YOUR ASSIGNMENT
Reproduce the following data exactly, minus any images.

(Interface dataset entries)
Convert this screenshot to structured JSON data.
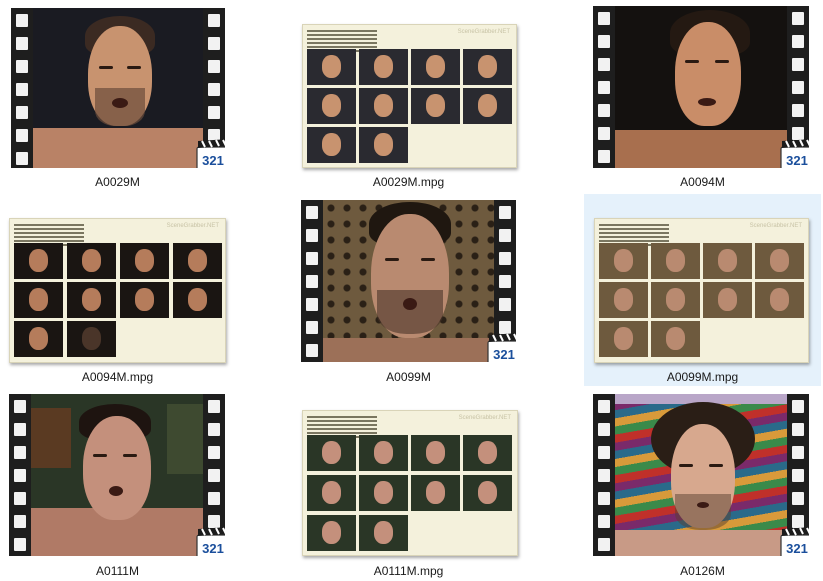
{
  "items": [
    {
      "label": "A0029M",
      "kind": "video"
    },
    {
      "label": "A0029M.mpg",
      "kind": "sheet"
    },
    {
      "label": "A0094M",
      "kind": "video"
    },
    {
      "label": "A0094M.mpg",
      "kind": "sheet"
    },
    {
      "label": "A0099M",
      "kind": "video"
    },
    {
      "label": "A0099M.mpg",
      "kind": "sheet",
      "selected": true
    },
    {
      "label": "A0111M",
      "kind": "video"
    },
    {
      "label": "A0111M.mpg",
      "kind": "sheet"
    },
    {
      "label": "A0126M",
      "kind": "video"
    }
  ],
  "sheet_brand": "SceneGrabber.NET",
  "icon": "media-player-classic-321-icon",
  "colors": {
    "selection": "#e5f1fb",
    "sheet_background": "#f4f1dc",
    "film": "#141414"
  }
}
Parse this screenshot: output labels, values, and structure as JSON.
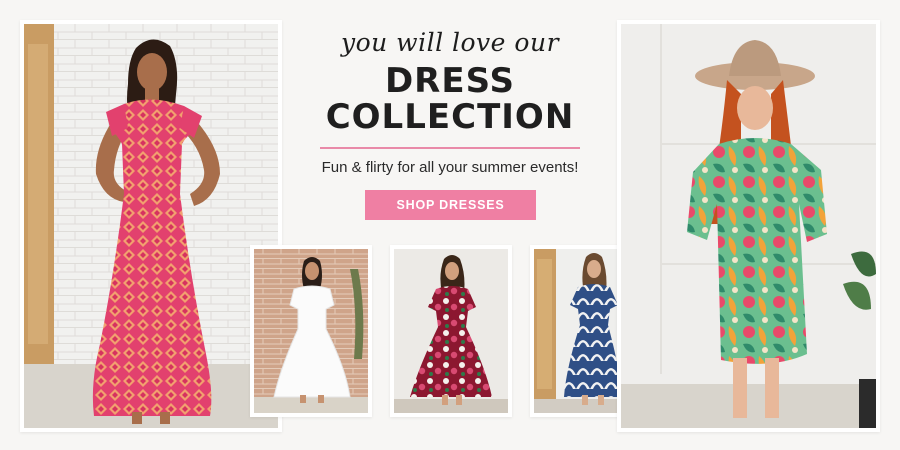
{
  "banner": {
    "script_line": "you will love our",
    "title_line1": "DRESS",
    "title_line2": "COLLECTION",
    "subtitle": "Fun & flirty for all your summer events!",
    "cta_label": "SHOP DRESSES"
  },
  "colors": {
    "background": "#f7f6f4",
    "accent_pink": "#ef7fa3",
    "divider_pink": "#e98aa8",
    "text_dark": "#1f1f1f"
  }
}
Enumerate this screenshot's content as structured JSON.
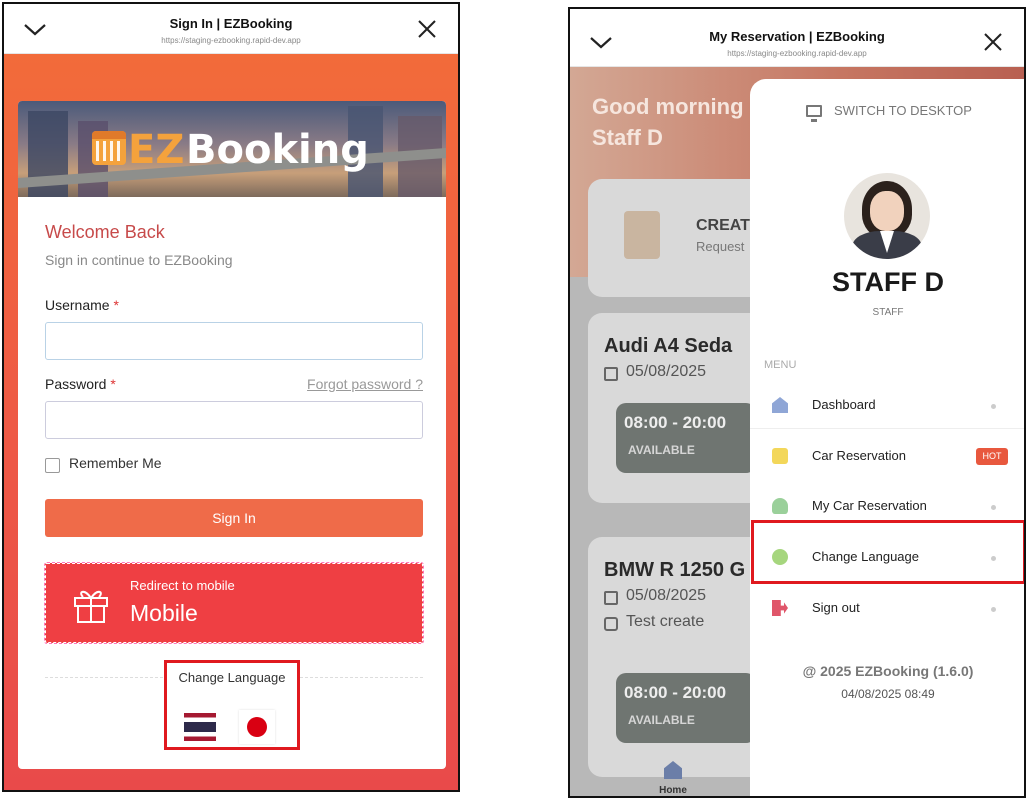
{
  "left": {
    "topbar": {
      "title": "Sign In | EZBooking",
      "url": "https://staging-ezbooking.rapid-dev.app"
    },
    "logo": {
      "ez": "EZ",
      "booking": "Booking"
    },
    "welcome": "Welcome Back",
    "subtitle": "Sign in continue to EZBooking",
    "username_label": "Username",
    "password_label": "Password",
    "required_mark": "*",
    "forgot": "Forgot password ?",
    "remember": "Remember Me",
    "signin": "Sign In",
    "redirect": {
      "small": "Redirect to mobile",
      "big": "Mobile"
    },
    "change_language": "Change Language",
    "icons": [
      "chevron-down-icon",
      "close-icon",
      "gift-icon",
      "thai-flag-icon",
      "japan-flag-icon"
    ]
  },
  "right": {
    "topbar": {
      "title": "My Reservation | EZBooking",
      "url": "https://staging-ezbooking.rapid-dev.app"
    },
    "greeting": [
      "Good morning",
      "Staff D"
    ],
    "create_card": {
      "title": "CREAT",
      "sub": "Request"
    },
    "cars": [
      {
        "name": "Audi A4 Seda",
        "date": "05/08/2025",
        "time": "08:00 - 20:00",
        "status": "AVAILABLE"
      },
      {
        "name": "BMW R 1250 G",
        "date": "05/08/2025",
        "note": "Test create",
        "time": "08:00 - 20:00",
        "status": "AVAILABLE"
      }
    ],
    "home_tab": "Home",
    "drawer": {
      "switch": "SWITCH TO DESKTOP",
      "name": "STAFF D",
      "role": "STAFF",
      "menu_header": "MENU",
      "items": [
        {
          "label": "Dashboard"
        },
        {
          "label": "Car Reservation",
          "badge": "HOT"
        },
        {
          "label": "My Car Reservation"
        },
        {
          "label": "Change Language"
        },
        {
          "label": "Sign out"
        }
      ],
      "copyright": "@ 2025 EZBooking (1.6.0)",
      "timestamp": "04/08/2025 08:49"
    },
    "colors": {
      "highlight": "#e0191f",
      "hot_badge": "#e8583e",
      "primary": "#ef6b49"
    }
  }
}
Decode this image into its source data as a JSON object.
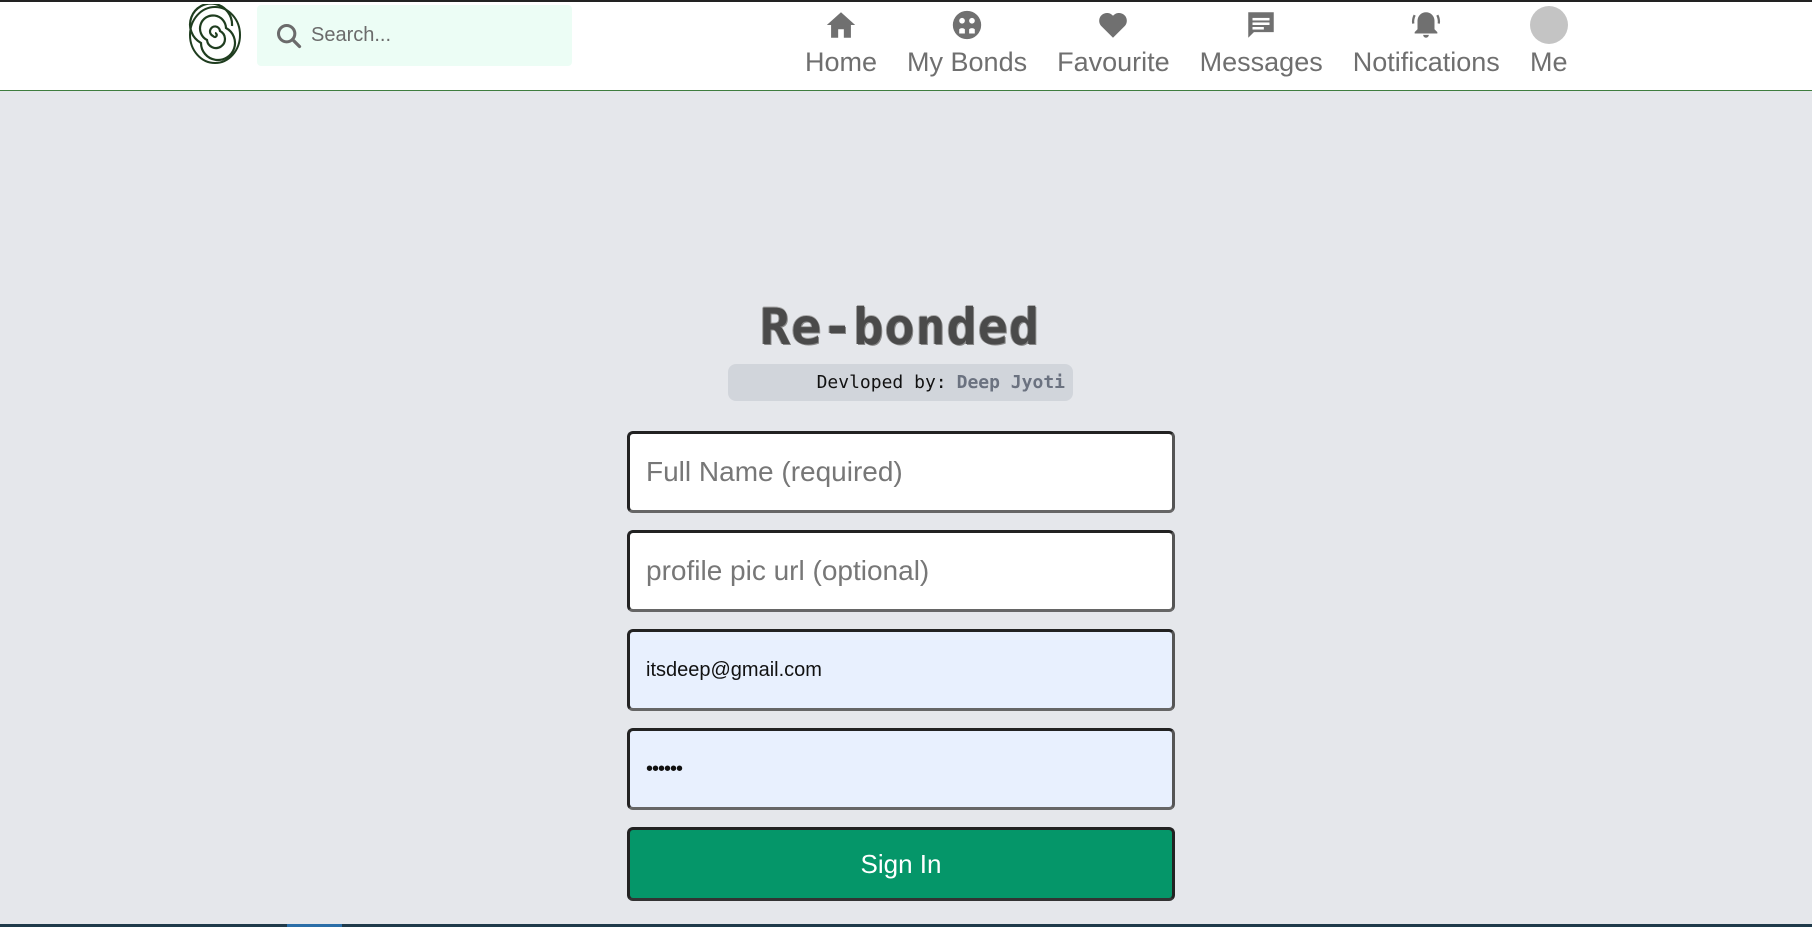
{
  "header": {
    "search": {
      "placeholder": "Search..."
    },
    "nav": [
      {
        "label": "Home",
        "icon": "home-icon"
      },
      {
        "label": "My Bonds",
        "icon": "bonds-icon"
      },
      {
        "label": "Favourite",
        "icon": "heart-icon"
      },
      {
        "label": "Messages",
        "icon": "message-icon"
      },
      {
        "label": "Notifications",
        "icon": "bell-icon"
      },
      {
        "label": "Me",
        "icon": "avatar"
      }
    ]
  },
  "brand": {
    "title": "Re-bonded",
    "developed_by_label": "Devloped by:",
    "developer_name": "Deep Jyoti"
  },
  "form": {
    "full_name": {
      "placeholder": "Full Name (required)",
      "value": ""
    },
    "profile_pic": {
      "placeholder": "profile pic url (optional)",
      "value": ""
    },
    "email": {
      "value": "itsdeep@gmail.com"
    },
    "password": {
      "value": "••••••"
    },
    "submit_label": "Sign In"
  },
  "colors": {
    "header_bg": "#ffffff",
    "page_bg": "#e5e7eb",
    "search_bg": "#ecfdf5",
    "primary_button": "#059669",
    "autofill_bg": "#e8f0fe",
    "nav_text": "#6f6f6f"
  }
}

RESULT FOR THIS TASK
Convert this screenshot to structured JSON data.
{
  "items": [
    {
      "label": "A0029M",
      "kind": "video"
    },
    {
      "label": "A0029M.mpg",
      "kind": "sheet"
    },
    {
      "label": "A0094M",
      "kind": "video"
    },
    {
      "label": "A0094M.mpg",
      "kind": "sheet"
    },
    {
      "label": "A0099M",
      "kind": "video"
    },
    {
      "label": "A0099M.mpg",
      "kind": "sheet",
      "selected": true
    },
    {
      "label": "A0111M",
      "kind": "video"
    },
    {
      "label": "A0111M.mpg",
      "kind": "sheet"
    },
    {
      "label": "A0126M",
      "kind": "video"
    }
  ],
  "sheet_brand": "SceneGrabber.NET",
  "icon": "media-player-classic-321-icon",
  "colors": {
    "selection": "#e5f1fb",
    "sheet_background": "#f4f1dc",
    "film": "#141414"
  }
}
Parse this screenshot: output labels, values, and structure as JSON.
{
  "banner": {
    "script_line": "you will love our",
    "title_line1": "DRESS",
    "title_line2": "COLLECTION",
    "subtitle": "Fun & flirty for all your summer events!",
    "cta_label": "SHOP DRESSES"
  },
  "colors": {
    "background": "#f7f6f4",
    "accent_pink": "#ef7fa3",
    "divider_pink": "#e98aa8",
    "text_dark": "#1f1f1f"
  }
}
Enumerate this screenshot's content as structured JSON.
{
  "left": {
    "topbar": {
      "title": "Sign In | EZBooking",
      "url": "https://staging-ezbooking.rapid-dev.app"
    },
    "logo": {
      "ez": "EZ",
      "booking": "Booking"
    },
    "welcome": "Welcome Back",
    "subtitle": "Sign in continue to EZBooking",
    "username_label": "Username",
    "password_label": "Password",
    "required_mark": "*",
    "forgot": "Forgot password ?",
    "remember": "Remember Me",
    "signin": "Sign In",
    "redirect": {
      "small": "Redirect to mobile",
      "big": "Mobile"
    },
    "change_language": "Change Language",
    "icons": [
      "chevron-down-icon",
      "close-icon",
      "gift-icon",
      "thai-flag-icon",
      "japan-flag-icon"
    ]
  },
  "right": {
    "topbar": {
      "title": "My Reservation | EZBooking",
      "url": "https://staging-ezbooking.rapid-dev.app"
    },
    "greeting": [
      "Good morning",
      "Staff D"
    ],
    "create_card": {
      "title": "CREAT",
      "sub": "Request"
    },
    "cars": [
      {
        "name": "Audi A4 Seda",
        "date": "05/08/2025",
        "time": "08:00 - 20:00",
        "status": "AVAILABLE"
      },
      {
        "name": "BMW R 1250 G",
        "date": "05/08/2025",
        "note": "Test create",
        "time": "08:00 - 20:00",
        "status": "AVAILABLE"
      }
    ],
    "home_tab": "Home",
    "drawer": {
      "switch": "SWITCH TO DESKTOP",
      "name": "STAFF D",
      "role": "STAFF",
      "menu_header": "MENU",
      "items": [
        {
          "label": "Dashboard"
        },
        {
          "label": "Car Reservation",
          "badge": "HOT"
        },
        {
          "label": "My Car Reservation"
        },
        {
          "label": "Change Language"
        },
        {
          "label": "Sign out"
        }
      ],
      "copyright": "@ 2025 EZBooking (1.6.0)",
      "timestamp": "04/08/2025 08:49"
    },
    "colors": {
      "highlight": "#e0191f",
      "hot_badge": "#e8583e",
      "primary": "#ef6b49"
    }
  }
}
Decode this image into its source data as a JSON object.
{
  "header": {
    "search": {
      "placeholder": "Search..."
    },
    "nav": [
      {
        "label": "Home",
        "icon": "home-icon"
      },
      {
        "label": "My Bonds",
        "icon": "bonds-icon"
      },
      {
        "label": "Favourite",
        "icon": "heart-icon"
      },
      {
        "label": "Messages",
        "icon": "message-icon"
      },
      {
        "label": "Notifications",
        "icon": "bell-icon"
      },
      {
        "label": "Me",
        "icon": "avatar"
      }
    ]
  },
  "brand": {
    "title": "Re-bonded",
    "developed_by_label": "Devloped by:",
    "developer_name": "Deep Jyoti"
  },
  "form": {
    "full_name": {
      "placeholder": "Full Name (required)",
      "value": ""
    },
    "profile_pic": {
      "placeholder": "profile pic url (optional)",
      "value": ""
    },
    "email": {
      "value": "itsdeep@gmail.com"
    },
    "password": {
      "value": "••••••"
    },
    "submit_label": "Sign In"
  },
  "colors": {
    "header_bg": "#ffffff",
    "page_bg": "#e5e7eb",
    "search_bg": "#ecfdf5",
    "primary_button": "#059669",
    "autofill_bg": "#e8f0fe",
    "nav_text": "#6f6f6f"
  }
}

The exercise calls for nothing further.